Output all of the entries beneath, exactly as written.

——

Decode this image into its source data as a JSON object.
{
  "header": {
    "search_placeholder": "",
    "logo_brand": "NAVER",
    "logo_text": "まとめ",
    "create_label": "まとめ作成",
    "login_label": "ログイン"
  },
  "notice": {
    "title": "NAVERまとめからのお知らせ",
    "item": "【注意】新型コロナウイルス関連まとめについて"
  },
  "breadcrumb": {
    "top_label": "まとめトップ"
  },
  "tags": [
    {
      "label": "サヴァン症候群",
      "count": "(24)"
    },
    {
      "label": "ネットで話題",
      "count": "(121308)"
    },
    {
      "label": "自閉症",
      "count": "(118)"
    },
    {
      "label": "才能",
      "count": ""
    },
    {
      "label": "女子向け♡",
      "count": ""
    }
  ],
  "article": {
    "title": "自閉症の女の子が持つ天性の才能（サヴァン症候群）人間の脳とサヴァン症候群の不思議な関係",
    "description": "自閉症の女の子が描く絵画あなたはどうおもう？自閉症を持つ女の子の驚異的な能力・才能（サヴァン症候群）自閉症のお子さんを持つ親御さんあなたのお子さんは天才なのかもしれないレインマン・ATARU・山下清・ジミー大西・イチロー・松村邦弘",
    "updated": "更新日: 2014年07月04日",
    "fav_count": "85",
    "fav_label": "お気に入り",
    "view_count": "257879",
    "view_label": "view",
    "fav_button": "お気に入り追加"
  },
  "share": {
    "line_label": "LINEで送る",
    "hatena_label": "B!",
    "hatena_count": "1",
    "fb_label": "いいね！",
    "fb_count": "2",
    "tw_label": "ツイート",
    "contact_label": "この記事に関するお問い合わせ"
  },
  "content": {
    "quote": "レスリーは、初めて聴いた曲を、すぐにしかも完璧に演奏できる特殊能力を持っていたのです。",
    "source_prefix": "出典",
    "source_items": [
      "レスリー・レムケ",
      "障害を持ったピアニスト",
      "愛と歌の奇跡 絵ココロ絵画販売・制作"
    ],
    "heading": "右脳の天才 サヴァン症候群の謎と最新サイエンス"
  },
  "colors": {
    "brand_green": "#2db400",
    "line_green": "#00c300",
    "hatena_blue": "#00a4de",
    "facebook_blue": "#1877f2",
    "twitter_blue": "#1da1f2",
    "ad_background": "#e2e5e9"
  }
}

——

◆ Result for this exercise
Decode this image into its source data as a JSON object.
{
  "header": {
    "search_placeholder": "",
    "logo_brand": "NAVER",
    "logo_text": "まとめ",
    "create_label": "まとめ作成",
    "login_label": "ログイン"
  },
  "notice": {
    "title": "NAVERまとめからのお知らせ",
    "item": "【注意】新型コロナウイルス関連まとめについて"
  },
  "breadcrumb": {
    "top_label": "まとめトップ"
  },
  "tags": [
    {
      "label": "サヴァン症候群",
      "count": "(24)"
    },
    {
      "label": "ネットで話題",
      "count": "(121308)"
    },
    {
      "label": "自閉症",
      "count": "(118)"
    },
    {
      "label": "才能",
      "count": ""
    },
    {
      "label": "女子向け♡",
      "count": ""
    }
  ],
  "article": {
    "title": "自閉症の女の子が持つ天性の才能（サヴァン症候群）人間の脳とサヴァン症候群の不思議な関係",
    "description": "自閉症の女の子が描く絵画あなたはどうおもう？自閉症を持つ女の子の驚異的な能力・才能（サヴァン症候群）自閉症のお子さんを持つ親御さんあなたのお子さんは天才なのかもしれないレインマン・ATARU・山下清・ジミー大西・イチロー・松村邦弘",
    "updated": "更新日: 2014年07月04日",
    "fav_count": "85",
    "fav_label": "お気に入り",
    "view_count": "257879",
    "view_label": "view",
    "fav_button": "お気に入り追加"
  },
  "share": {
    "line_label": "LINEで送る",
    "hatena_label": "B!",
    "hatena_count": "1",
    "fb_label": "いいね！",
    "fb_count": "2",
    "tw_label": "ツイート",
    "contact_label": "この記事に関するお問い合わせ"
  },
  "content": {
    "quote": "レスリーは、初めて聴いた曲を、すぐにしかも完璧に演奏できる特殊能力を持っていたのです。",
    "source_prefix": "出典",
    "source_items": [
      "レスリー・レムケ",
      "障害を持ったピアニスト",
      "愛と歌の奇跡 絵ココロ絵画販売・制作"
    ],
    "heading": "右脳の天才 サヴァン症候群の謎と最新サイエンス"
  },
  "colors": {
    "brand_green": "#2db400",
    "line_green": "#00c300",
    "hatena_blue": "#00a4de",
    "facebook_blue": "#1877f2",
    "twitter_blue": "#1da1f2",
    "ad_background": "#e2e5e9"
  }
}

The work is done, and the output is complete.